▸ **ASSIGNMENT**: Check every line of the data for the string "people" and copy the ones that have it.

▸ **DATASET EXTRACT**:

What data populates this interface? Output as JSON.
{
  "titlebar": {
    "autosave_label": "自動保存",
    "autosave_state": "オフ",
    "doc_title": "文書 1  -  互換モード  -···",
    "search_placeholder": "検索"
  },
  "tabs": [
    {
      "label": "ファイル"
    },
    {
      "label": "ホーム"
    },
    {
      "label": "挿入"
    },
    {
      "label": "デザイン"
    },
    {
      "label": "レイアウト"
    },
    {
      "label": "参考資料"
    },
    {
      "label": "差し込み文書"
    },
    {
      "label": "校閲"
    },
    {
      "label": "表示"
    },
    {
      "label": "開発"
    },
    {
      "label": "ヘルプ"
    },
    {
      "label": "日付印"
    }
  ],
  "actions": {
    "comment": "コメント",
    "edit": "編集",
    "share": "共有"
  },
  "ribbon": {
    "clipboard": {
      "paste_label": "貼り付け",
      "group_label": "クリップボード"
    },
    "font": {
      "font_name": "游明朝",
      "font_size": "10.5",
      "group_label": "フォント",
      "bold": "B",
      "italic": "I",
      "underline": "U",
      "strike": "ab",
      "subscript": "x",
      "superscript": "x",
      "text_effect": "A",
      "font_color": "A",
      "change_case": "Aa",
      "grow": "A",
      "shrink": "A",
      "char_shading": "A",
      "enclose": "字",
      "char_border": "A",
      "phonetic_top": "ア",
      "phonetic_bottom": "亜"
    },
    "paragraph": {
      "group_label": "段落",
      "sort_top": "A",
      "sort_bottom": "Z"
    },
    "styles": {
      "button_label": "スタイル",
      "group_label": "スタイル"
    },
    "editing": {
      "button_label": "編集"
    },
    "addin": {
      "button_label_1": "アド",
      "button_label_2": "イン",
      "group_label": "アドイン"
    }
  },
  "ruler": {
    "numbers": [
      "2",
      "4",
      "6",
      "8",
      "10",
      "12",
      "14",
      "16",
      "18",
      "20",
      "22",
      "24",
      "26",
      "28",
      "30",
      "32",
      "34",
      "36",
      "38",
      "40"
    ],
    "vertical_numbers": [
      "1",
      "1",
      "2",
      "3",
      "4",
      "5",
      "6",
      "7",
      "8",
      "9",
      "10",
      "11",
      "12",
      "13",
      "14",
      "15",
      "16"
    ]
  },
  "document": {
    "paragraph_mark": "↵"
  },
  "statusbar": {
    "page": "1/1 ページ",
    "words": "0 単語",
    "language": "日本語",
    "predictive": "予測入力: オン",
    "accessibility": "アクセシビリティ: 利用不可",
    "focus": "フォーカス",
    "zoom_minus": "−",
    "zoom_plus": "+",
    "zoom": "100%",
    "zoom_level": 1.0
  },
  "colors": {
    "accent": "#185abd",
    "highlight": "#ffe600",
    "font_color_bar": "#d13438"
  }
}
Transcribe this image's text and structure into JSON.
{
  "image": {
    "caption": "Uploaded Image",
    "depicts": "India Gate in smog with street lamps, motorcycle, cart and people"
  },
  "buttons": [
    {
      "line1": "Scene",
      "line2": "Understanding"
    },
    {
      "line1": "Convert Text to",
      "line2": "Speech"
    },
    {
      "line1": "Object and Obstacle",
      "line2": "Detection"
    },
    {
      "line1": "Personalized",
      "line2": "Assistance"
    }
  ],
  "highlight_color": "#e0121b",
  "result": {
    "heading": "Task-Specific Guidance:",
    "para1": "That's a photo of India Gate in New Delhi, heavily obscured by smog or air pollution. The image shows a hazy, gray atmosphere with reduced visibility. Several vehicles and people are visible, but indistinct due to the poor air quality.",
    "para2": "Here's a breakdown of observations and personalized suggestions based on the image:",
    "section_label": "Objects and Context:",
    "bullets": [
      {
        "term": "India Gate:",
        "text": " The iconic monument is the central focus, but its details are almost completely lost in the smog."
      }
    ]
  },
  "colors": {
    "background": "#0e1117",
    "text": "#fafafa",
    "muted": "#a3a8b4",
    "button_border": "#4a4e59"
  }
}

▸ **FINISHED EXERCISE**:
    "depicts": "India Gate in smog with street lamps, motorcycle, cart and people"
    "para1": "That's a photo of India Gate in New Delhi, heavily obscured by smog or air pollution. The image shows a hazy, gray atmosphere with reduced visibility. Several vehicles and people are visible, but indistinct due to the poor air quality.",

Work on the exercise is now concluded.